→ **TASK ITEM**
What you return should be each line of the data containing the string "JSON".
::::
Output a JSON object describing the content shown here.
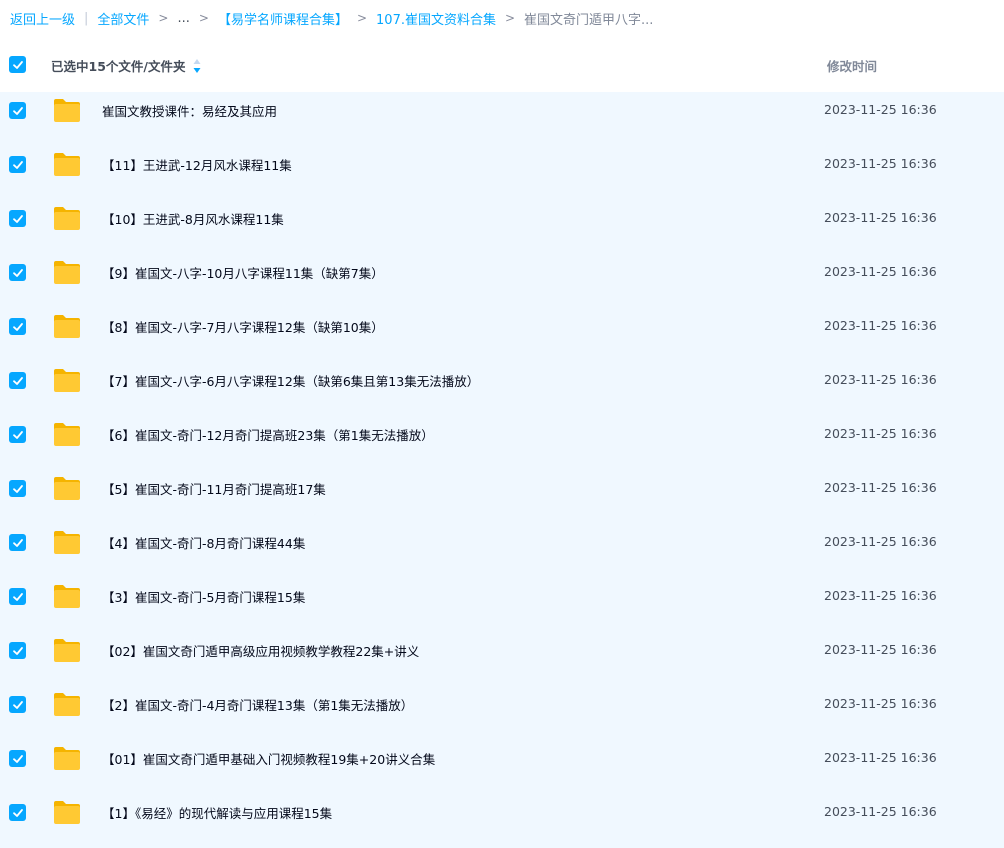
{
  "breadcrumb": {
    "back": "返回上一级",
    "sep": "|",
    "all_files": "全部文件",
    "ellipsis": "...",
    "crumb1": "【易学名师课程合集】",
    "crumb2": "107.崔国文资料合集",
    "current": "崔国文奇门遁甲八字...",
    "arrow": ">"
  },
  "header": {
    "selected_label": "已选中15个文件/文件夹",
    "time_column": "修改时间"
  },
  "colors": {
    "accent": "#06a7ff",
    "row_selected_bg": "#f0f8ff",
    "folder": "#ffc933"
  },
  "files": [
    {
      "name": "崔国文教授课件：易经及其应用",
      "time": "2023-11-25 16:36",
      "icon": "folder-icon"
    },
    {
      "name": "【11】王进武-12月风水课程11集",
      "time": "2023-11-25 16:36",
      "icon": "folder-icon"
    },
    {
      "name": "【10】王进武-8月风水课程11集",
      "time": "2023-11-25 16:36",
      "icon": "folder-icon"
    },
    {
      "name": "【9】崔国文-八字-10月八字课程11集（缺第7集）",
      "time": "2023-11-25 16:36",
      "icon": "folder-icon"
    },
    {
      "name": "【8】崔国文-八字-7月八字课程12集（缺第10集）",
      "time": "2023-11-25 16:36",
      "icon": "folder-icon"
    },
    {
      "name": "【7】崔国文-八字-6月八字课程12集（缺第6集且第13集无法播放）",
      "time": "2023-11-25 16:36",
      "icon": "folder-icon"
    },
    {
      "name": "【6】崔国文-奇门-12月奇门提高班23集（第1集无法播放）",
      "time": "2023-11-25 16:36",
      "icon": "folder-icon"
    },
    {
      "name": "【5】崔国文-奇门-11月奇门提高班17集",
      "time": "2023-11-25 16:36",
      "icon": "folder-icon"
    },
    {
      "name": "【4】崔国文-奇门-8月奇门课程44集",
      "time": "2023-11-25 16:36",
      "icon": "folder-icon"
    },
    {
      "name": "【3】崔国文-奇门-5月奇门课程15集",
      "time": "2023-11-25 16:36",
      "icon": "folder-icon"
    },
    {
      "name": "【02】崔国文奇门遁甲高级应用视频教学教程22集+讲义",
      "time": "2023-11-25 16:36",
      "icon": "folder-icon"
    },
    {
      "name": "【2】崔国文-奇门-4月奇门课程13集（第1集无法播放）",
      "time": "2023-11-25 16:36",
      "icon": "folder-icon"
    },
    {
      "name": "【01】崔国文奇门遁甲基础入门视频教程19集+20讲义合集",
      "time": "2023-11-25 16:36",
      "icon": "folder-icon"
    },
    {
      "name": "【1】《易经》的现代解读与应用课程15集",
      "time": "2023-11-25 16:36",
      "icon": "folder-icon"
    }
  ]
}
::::
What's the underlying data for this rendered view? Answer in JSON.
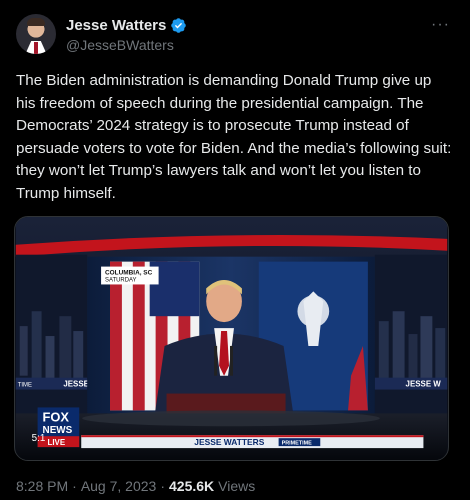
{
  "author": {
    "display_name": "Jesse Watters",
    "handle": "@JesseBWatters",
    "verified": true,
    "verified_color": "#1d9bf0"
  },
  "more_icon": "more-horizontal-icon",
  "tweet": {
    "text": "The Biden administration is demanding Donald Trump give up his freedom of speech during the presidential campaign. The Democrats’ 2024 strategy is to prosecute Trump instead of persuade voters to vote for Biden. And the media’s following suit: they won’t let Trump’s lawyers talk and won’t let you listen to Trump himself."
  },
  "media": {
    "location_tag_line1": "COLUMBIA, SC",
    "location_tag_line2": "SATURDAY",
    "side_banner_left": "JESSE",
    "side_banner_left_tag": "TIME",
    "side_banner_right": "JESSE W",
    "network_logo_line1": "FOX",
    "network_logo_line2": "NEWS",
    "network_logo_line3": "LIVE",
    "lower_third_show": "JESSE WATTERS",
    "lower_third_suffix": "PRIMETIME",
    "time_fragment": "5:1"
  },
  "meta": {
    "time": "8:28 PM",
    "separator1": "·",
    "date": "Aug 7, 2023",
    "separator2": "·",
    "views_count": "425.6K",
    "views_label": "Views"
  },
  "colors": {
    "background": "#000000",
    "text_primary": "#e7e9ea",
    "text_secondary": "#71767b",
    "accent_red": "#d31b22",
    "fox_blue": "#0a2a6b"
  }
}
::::
→ **SOLUTION TO THIS TASK**
Output a JSON object describing the content shown here.
What's the underlying data for this rendered view? Answer in JSON.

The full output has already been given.